EXERCISE PROMPT
Find the word "value" below. Copy each line that has it.

INFORMATION PROVIDED: Begin

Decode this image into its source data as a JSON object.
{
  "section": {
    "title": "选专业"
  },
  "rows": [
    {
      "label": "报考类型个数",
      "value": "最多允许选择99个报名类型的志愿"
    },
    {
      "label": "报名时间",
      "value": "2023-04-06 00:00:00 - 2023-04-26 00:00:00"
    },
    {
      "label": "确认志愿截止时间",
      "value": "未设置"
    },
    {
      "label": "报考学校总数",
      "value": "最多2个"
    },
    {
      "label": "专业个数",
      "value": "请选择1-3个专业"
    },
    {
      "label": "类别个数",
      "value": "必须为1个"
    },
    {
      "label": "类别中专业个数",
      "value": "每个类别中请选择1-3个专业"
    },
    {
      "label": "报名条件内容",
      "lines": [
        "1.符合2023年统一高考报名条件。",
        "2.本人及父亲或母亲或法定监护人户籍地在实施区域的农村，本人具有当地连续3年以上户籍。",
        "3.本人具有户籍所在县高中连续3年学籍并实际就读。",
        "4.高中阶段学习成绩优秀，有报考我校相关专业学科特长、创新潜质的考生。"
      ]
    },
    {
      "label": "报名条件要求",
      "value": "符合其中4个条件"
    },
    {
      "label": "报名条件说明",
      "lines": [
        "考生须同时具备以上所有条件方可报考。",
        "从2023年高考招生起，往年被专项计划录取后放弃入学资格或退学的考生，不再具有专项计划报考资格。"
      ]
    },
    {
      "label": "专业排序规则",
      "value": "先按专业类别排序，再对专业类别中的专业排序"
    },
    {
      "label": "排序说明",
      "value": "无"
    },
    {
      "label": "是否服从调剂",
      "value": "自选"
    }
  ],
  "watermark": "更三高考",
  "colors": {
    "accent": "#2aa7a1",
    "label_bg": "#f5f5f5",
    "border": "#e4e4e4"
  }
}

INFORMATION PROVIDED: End

RESPONSE TO THE EXERCISE
      "value": "最多允许选择99个报名类型的志愿"
      "value": "2023-04-06 00:00:00 - 2023-04-26 00:00:00"
      "value": "未设置"
      "value": "最多2个"
      "value": "请选择1-3个专业"
      "value": "必须为1个"
      "value": "每个类别中请选择1-3个专业"
      "value": "符合其中4个条件"
      "value": "先按专业类别排序，再对专业类别中的专业排序"
      "value": "无"
      "value": "自选"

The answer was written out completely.